TRY IT:
Keep only the lines of the data below that contain "Открыто", and copy them.

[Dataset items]
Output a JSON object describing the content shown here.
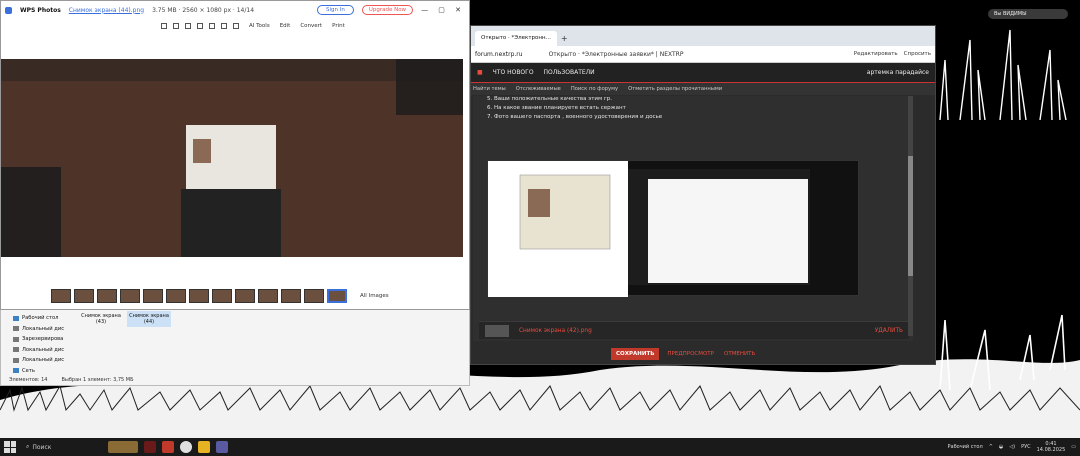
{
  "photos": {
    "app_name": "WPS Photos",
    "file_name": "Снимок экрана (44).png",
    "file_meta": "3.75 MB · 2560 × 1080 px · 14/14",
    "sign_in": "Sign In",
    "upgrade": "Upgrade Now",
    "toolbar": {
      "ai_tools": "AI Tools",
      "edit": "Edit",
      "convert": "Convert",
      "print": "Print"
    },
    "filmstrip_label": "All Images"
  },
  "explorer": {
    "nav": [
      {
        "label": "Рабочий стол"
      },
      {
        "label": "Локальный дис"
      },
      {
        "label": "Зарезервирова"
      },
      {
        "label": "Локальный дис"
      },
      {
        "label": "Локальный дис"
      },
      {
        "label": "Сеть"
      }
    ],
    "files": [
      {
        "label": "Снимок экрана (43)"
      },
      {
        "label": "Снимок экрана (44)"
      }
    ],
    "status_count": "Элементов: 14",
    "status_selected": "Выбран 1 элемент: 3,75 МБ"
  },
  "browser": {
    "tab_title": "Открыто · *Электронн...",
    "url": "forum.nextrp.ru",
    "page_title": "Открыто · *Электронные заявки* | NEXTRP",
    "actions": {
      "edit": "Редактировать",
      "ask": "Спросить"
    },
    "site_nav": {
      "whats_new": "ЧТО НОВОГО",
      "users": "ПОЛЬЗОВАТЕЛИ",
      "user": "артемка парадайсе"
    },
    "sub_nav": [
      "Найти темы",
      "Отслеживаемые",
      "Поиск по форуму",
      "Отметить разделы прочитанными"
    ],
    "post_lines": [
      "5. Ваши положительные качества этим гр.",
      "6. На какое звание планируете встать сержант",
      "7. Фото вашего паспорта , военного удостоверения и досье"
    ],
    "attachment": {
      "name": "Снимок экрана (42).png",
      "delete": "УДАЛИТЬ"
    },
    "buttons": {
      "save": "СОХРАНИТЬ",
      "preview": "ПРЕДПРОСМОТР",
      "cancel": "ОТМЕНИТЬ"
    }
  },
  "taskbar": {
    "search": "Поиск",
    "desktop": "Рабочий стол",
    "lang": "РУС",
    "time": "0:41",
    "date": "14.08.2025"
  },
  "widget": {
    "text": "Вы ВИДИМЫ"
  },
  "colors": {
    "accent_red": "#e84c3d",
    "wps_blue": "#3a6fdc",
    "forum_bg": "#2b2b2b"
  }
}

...

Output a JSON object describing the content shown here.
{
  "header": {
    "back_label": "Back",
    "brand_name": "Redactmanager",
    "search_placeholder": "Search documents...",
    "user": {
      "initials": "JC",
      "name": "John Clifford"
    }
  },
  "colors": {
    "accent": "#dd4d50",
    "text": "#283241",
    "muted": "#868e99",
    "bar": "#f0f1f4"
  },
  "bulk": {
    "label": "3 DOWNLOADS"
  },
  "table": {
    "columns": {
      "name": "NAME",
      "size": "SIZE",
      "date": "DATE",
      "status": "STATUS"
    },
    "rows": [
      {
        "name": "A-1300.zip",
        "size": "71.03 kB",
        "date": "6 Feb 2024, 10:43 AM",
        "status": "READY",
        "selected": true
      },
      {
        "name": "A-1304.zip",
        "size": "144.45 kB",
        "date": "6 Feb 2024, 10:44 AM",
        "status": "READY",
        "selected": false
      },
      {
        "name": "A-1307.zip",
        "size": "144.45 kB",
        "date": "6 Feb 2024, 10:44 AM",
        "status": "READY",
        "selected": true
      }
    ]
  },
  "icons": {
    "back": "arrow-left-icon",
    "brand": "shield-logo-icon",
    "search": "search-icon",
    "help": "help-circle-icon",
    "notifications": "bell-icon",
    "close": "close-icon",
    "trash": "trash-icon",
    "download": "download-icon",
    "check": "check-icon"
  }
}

YOUR RESPONSE:
    "tab_title": "Открыто · *Электронн...",
    "page_title": "Открыто · *Электронные заявки* | NEXTRP",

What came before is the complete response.